## [WORK TASK]
In this exercise, restate the listing word for word.

********************

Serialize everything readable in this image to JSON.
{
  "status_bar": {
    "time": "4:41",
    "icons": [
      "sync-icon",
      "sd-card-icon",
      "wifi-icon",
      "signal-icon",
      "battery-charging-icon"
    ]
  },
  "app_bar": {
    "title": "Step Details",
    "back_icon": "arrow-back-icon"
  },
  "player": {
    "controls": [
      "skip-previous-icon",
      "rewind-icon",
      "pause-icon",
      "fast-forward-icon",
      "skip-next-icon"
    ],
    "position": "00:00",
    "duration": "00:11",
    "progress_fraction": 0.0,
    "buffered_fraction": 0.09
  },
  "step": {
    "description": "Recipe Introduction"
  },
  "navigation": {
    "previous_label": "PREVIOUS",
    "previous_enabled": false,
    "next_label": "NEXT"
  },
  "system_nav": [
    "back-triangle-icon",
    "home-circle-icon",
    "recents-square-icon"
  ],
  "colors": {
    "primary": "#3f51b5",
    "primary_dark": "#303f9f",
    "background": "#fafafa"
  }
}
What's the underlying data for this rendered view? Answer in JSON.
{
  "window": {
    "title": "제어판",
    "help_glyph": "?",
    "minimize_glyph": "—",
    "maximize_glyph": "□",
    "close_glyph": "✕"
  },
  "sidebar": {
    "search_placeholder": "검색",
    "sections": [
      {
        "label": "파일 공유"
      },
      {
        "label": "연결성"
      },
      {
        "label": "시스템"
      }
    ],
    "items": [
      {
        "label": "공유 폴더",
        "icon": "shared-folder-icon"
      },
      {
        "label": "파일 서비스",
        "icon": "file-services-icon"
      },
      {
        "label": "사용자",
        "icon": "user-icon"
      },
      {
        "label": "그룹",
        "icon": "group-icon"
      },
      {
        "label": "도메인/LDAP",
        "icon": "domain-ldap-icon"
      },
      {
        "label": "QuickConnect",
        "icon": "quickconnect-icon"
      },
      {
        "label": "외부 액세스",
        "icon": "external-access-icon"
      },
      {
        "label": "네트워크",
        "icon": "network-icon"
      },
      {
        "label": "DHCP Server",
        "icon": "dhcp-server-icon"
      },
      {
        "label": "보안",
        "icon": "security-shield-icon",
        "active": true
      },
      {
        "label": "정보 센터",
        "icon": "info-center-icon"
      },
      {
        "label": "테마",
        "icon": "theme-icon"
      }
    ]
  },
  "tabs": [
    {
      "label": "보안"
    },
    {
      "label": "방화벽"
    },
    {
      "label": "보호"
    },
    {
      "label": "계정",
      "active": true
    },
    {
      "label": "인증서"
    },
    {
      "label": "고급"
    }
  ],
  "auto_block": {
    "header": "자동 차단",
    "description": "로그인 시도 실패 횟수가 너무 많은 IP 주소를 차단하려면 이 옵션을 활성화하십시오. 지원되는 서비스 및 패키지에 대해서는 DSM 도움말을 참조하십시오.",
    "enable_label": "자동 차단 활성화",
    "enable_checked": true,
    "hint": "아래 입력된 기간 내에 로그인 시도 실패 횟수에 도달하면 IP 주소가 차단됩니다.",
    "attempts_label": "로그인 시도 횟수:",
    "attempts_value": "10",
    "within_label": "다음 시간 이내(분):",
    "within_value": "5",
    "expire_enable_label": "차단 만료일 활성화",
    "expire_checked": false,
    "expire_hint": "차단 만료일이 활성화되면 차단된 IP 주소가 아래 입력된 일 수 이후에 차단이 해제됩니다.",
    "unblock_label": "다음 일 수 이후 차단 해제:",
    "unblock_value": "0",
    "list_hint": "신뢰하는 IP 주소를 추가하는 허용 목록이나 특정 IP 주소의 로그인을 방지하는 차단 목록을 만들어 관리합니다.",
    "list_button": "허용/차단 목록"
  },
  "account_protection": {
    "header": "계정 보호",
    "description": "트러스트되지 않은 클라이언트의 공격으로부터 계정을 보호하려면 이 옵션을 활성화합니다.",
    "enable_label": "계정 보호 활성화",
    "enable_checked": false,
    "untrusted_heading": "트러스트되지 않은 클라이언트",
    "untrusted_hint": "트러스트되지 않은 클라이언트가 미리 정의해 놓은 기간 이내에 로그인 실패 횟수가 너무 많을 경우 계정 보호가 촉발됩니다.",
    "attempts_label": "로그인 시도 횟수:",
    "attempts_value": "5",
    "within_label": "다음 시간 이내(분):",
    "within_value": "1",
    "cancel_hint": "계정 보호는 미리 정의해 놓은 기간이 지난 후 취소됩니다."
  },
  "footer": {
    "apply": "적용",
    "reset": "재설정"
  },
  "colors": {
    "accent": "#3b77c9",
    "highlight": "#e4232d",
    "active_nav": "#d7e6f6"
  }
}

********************

## [OUTPUT FOR THIS TASK]
Serialize everything readable in this image to JSON.
{
  "status_bar": {
    "time": "4:41",
    "icons": [
      "sync-icon",
      "sd-card-icon",
      "wifi-icon",
      "signal-icon",
      "battery-charging-icon"
    ]
  },
  "app_bar": {
    "title": "Step Details",
    "back_icon": "arrow-back-icon"
  },
  "player": {
    "controls": [
      "skip-previous-icon",
      "rewind-icon",
      "pause-icon",
      "fast-forward-icon",
      "skip-next-icon"
    ],
    "position": "00:00",
    "duration": "00:11",
    "progress_fraction": 0.0,
    "buffered_fraction": 0.09
  },
  "step": {
    "description": "Recipe Introduction"
  },
  "navigation": {
    "previous_label": "PREVIOUS",
    "previous_enabled": false,
    "next_label": "NEXT"
  },
  "system_nav": [
    "back-triangle-icon",
    "home-circle-icon",
    "recents-square-icon"
  ],
  "colors": {
    "primary": "#3f51b5",
    "primary_dark": "#303f9f",
    "background": "#fafafa"
  }
}
What's the underlying data for this rendered view? Answer in JSON.
{
  "window": {
    "title": "제어판",
    "help_glyph": "?",
    "minimize_glyph": "—",
    "maximize_glyph": "□",
    "close_glyph": "✕"
  },
  "sidebar": {
    "search_placeholder": "검색",
    "sections": [
      {
        "label": "파일 공유"
      },
      {
        "label": "연결성"
      },
      {
        "label": "시스템"
      }
    ],
    "items": [
      {
        "label": "공유 폴더",
        "icon": "shared-folder-icon"
      },
      {
        "label": "파일 서비스",
        "icon": "file-services-icon"
      },
      {
        "label": "사용자",
        "icon": "user-icon"
      },
      {
        "label": "그룹",
        "icon": "group-icon"
      },
      {
        "label": "도메인/LDAP",
        "icon": "domain-ldap-icon"
      },
      {
        "label": "QuickConnect",
        "icon": "quickconnect-icon"
      },
      {
        "label": "외부 액세스",
        "icon": "external-access-icon"
      },
      {
        "label": "네트워크",
        "icon": "network-icon"
      },
      {
        "label": "DHCP Server",
        "icon": "dhcp-server-icon"
      },
      {
        "label": "보안",
        "icon": "security-shield-icon",
        "active": true
      },
      {
        "label": "정보 센터",
        "icon": "info-center-icon"
      },
      {
        "label": "테마",
        "icon": "theme-icon"
      }
    ]
  },
  "tabs": [
    {
      "label": "보안"
    },
    {
      "label": "방화벽"
    },
    {
      "label": "보호"
    },
    {
      "label": "계정",
      "active": true
    },
    {
      "label": "인증서"
    },
    {
      "label": "고급"
    }
  ],
  "auto_block": {
    "header": "자동 차단",
    "description": "로그인 시도 실패 횟수가 너무 많은 IP 주소를 차단하려면 이 옵션을 활성화하십시오. 지원되는 서비스 및 패키지에 대해서는 DSM 도움말을 참조하십시오.",
    "enable_label": "자동 차단 활성화",
    "enable_checked": true,
    "hint": "아래 입력된 기간 내에 로그인 시도 실패 횟수에 도달하면 IP 주소가 차단됩니다.",
    "attempts_label": "로그인 시도 횟수:",
    "attempts_value": "10",
    "within_label": "다음 시간 이내(분):",
    "within_value": "5",
    "expire_enable_label": "차단 만료일 활성화",
    "expire_checked": false,
    "expire_hint": "차단 만료일이 활성화되면 차단된 IP 주소가 아래 입력된 일 수 이후에 차단이 해제됩니다.",
    "unblock_label": "다음 일 수 이후 차단 해제:",
    "unblock_value": "0",
    "list_hint": "신뢰하는 IP 주소를 추가하는 허용 목록이나 특정 IP 주소의 로그인을 방지하는 차단 목록을 만들어 관리합니다.",
    "list_button": "허용/차단 목록"
  },
  "account_protection": {
    "header": "계정 보호",
    "description": "트러스트되지 않은 클라이언트의 공격으로부터 계정을 보호하려면 이 옵션을 활성화합니다.",
    "enable_label": "계정 보호 활성화",
    "enable_checked": false,
    "untrusted_heading": "트러스트되지 않은 클라이언트",
    "untrusted_hint": "트러스트되지 않은 클라이언트가 미리 정의해 놓은 기간 이내에 로그인 실패 횟수가 너무 많을 경우 계정 보호가 촉발됩니다.",
    "attempts_label": "로그인 시도 횟수:",
    "attempts_value": "5",
    "within_label": "다음 시간 이내(분):",
    "within_value": "1",
    "cancel_hint": "계정 보호는 미리 정의해 놓은 기간이 지난 후 취소됩니다."
  },
  "footer": {
    "apply": "적용",
    "reset": "재설정"
  },
  "colors": {
    "accent": "#3b77c9",
    "highlight": "#e4232d",
    "active_nav": "#d7e6f6"
  }
}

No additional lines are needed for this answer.